Under Kwame’s leadership three critically acclaimed productions have transferred to the West End, along with two Broadway transfers, plus a feature film adaptation is shortly due for release. He launched Best Seat in Your House, an innovative new streaming platform, in 2021, which took Young Vic shows to audiences across 86 countries. The Creators Program, formerly the Directors Program, launched in 2022, celebrating multi and anti-disciplinary artists and re-imagining future practice. Taking Part reached new corners across London and internationally, from New York to Australia, with unique community shows and partnerships, along with its radical innovation in schools, championing the value that artists and creative teaching bring to classrooms.
Young Vic productions have been recognised with numerous awards and nominations every year during Kwame’s tenure and most recently in 2023 alone received an Olivier Award, a Critics Circle Award, two Tony Award nominations and more.
Kwame Kwei-Armah, Artistic Director of the Young Vic said: “It’s been the honour of a lifetime to lead the Young Vic and I have been served magnificently by the team at the Arts Council, the Board and all of my colleagues. I step down knowing that our team and artists are representative of London and that we have continued the theatre’s incredible contribution to this industry and our community.
“The three pillars that have guided my tenure have been innovation, access and community, and I’m proud of all that we have achieved. But it is a bittersweet moment. The painful reality is I am leaving a subsidised sector where 13 years of standstill funding is taking its toll. For decades the theatre industry has fuelled the UK’s world-renowned creative industries, providing vital pathways for artists to flourish, going from subsidised theatre, into the West End, and into TV and film. But without investment we could lose this pipeline of talent within a generation. I’m hopeful that this can and must change but it needs sincere government intervention.

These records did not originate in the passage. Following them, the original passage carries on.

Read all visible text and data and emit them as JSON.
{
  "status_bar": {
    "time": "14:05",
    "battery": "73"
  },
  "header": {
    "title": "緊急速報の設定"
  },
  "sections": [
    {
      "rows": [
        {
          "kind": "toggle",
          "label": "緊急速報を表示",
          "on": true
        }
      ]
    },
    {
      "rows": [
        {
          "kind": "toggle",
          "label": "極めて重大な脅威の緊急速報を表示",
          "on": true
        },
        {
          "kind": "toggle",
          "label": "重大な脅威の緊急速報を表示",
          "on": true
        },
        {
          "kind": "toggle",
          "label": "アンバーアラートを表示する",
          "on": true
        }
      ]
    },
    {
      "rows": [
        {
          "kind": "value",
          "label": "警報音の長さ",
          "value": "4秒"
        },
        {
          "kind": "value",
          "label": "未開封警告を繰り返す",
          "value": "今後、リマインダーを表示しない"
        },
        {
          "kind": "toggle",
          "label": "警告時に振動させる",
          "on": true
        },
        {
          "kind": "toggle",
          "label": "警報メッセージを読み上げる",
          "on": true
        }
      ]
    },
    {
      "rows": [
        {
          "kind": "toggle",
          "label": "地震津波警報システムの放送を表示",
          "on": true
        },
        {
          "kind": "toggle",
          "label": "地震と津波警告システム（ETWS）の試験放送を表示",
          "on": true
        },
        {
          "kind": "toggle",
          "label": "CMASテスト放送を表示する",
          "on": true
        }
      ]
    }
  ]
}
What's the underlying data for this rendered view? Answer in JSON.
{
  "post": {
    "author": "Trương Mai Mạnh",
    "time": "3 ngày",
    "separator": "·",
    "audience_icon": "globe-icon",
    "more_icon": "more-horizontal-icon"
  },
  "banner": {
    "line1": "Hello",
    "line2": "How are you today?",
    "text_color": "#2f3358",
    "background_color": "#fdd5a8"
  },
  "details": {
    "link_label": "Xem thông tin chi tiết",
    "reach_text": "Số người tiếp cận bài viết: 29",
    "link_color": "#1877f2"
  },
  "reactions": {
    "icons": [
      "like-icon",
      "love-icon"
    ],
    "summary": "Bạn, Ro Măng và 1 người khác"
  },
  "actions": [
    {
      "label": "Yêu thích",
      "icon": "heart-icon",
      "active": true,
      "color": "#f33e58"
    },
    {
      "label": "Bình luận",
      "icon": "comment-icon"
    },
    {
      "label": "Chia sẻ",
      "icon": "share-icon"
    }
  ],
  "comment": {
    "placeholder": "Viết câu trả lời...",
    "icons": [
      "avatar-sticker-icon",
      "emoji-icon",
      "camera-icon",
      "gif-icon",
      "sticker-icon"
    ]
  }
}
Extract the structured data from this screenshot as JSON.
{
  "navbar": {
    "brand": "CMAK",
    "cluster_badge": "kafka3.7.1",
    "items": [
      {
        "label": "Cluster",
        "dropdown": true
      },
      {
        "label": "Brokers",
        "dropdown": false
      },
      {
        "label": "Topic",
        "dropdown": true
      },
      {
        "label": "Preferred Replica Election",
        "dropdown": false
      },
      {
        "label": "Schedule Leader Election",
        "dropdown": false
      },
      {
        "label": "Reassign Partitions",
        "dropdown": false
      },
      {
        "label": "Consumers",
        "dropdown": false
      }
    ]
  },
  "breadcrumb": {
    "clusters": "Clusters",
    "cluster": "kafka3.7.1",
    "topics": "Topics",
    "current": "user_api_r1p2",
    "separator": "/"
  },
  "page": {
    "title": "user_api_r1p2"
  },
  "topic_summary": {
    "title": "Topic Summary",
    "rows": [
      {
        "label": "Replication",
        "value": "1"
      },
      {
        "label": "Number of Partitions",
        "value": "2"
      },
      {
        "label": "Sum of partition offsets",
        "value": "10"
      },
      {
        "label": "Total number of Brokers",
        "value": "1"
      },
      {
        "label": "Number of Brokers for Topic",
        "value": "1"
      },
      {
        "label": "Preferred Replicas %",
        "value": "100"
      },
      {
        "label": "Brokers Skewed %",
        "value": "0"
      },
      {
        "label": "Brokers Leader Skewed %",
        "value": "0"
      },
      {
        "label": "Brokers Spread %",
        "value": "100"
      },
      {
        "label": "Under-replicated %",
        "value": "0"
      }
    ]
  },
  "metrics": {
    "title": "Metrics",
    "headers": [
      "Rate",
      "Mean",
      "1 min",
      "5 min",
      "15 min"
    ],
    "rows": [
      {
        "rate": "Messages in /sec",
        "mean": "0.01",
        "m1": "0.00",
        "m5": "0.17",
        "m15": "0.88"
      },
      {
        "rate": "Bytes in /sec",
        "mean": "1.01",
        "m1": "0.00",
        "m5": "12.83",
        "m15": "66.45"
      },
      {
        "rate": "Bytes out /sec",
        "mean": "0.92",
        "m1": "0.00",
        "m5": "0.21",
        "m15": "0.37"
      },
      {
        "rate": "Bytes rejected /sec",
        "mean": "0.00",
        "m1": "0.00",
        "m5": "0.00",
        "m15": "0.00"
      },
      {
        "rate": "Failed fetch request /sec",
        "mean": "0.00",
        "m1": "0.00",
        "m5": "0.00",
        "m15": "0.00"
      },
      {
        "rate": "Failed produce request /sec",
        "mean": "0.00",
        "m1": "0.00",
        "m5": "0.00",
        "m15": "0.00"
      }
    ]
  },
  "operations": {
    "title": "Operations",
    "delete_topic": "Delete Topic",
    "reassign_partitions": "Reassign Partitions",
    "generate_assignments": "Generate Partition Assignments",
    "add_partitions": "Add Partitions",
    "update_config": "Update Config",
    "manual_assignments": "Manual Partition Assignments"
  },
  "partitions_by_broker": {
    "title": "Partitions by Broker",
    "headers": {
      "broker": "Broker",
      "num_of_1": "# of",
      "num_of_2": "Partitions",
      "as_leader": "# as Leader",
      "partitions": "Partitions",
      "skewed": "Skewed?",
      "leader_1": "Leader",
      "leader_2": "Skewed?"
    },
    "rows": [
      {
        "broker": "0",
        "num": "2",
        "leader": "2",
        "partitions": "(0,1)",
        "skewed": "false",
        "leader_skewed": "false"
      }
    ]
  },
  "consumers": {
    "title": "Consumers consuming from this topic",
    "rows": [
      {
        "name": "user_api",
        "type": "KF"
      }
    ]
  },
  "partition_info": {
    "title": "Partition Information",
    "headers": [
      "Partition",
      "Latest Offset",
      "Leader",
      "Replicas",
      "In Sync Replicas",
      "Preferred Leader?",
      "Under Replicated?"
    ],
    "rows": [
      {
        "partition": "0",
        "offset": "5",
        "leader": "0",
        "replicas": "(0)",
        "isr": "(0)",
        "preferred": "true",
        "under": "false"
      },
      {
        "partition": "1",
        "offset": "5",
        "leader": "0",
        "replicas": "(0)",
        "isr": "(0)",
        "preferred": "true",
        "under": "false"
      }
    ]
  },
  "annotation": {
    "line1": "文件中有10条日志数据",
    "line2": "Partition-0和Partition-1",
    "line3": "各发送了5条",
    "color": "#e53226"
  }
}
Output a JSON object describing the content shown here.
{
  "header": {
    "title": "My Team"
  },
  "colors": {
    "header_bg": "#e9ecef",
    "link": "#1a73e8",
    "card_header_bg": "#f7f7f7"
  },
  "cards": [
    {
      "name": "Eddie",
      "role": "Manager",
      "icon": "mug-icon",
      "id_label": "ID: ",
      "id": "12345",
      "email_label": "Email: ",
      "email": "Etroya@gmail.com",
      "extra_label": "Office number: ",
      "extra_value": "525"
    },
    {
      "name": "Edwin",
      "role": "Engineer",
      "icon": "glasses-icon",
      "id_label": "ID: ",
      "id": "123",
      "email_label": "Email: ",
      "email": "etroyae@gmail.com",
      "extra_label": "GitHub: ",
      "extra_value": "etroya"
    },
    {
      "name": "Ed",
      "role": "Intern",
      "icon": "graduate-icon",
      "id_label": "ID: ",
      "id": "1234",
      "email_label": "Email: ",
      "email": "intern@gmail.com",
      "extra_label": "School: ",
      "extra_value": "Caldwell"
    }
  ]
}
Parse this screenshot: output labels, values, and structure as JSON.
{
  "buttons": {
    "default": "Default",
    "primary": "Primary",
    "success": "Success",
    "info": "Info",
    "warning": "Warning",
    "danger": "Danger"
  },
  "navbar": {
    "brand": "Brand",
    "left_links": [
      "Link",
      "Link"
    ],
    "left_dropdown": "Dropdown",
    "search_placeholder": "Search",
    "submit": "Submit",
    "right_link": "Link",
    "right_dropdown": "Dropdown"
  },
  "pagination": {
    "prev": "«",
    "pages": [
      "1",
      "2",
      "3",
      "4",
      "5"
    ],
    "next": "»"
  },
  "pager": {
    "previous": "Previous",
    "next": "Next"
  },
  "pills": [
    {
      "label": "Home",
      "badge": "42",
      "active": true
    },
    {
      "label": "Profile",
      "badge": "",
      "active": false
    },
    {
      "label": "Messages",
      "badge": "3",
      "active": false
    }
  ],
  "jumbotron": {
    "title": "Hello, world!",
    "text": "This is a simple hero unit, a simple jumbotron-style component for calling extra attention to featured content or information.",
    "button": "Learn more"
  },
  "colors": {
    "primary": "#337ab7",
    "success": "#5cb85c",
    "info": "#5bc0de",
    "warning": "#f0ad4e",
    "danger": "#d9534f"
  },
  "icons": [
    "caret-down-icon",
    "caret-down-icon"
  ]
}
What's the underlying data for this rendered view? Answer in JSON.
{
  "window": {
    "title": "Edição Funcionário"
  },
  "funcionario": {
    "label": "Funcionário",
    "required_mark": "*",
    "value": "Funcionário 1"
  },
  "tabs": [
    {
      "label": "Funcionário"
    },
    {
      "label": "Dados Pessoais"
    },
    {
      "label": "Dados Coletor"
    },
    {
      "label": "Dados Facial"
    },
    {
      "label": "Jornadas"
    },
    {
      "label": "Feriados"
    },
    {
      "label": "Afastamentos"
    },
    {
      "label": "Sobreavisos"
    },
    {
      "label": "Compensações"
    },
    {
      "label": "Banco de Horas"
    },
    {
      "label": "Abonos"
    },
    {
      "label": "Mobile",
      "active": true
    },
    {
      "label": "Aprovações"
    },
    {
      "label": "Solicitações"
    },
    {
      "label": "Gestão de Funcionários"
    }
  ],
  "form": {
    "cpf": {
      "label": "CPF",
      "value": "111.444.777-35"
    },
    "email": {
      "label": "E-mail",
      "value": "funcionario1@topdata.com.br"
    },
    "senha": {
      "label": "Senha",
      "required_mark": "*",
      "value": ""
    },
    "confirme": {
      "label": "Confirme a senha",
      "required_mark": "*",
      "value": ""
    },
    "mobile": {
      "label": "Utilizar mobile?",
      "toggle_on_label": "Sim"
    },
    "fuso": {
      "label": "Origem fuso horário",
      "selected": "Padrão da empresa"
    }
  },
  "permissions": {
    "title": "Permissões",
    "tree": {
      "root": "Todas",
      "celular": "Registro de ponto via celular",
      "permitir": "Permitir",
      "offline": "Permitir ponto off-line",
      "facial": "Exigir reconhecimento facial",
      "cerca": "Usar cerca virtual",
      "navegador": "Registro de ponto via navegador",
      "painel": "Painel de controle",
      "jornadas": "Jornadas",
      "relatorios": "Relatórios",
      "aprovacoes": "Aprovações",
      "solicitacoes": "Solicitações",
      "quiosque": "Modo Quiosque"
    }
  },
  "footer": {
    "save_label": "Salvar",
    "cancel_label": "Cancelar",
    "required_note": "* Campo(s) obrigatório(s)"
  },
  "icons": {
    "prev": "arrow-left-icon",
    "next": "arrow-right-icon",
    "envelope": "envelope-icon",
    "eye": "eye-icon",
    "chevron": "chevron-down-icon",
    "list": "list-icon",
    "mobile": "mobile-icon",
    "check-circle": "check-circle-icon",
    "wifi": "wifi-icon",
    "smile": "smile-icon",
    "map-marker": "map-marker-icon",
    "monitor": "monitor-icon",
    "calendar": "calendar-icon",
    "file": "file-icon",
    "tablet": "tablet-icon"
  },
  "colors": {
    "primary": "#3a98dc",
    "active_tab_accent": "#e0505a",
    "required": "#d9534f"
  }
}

“I want to thank our audiences and supporters who have continued their Young Vic journey with us and many who have joined us for the first time. I invite you to join me as I’m rocking out at the Young Vic with shows that mean the world to me and sum up what a building like this can do. Passing Strange is a brilliant post-modern Black rock musical directed by Liesl Tommy with book and lyrics by Stew, and music by Stew Stewart and Heidi Rodewald; A Face in the Crowd is a political metaphor for our times with music by Elvis Costello and book by Sarah Ruhl; and Lillian Hellman’s The Little Foxes with Lyndsey Turner, sees one of the finest directors in Britain, making a classic play speak to the here and now.”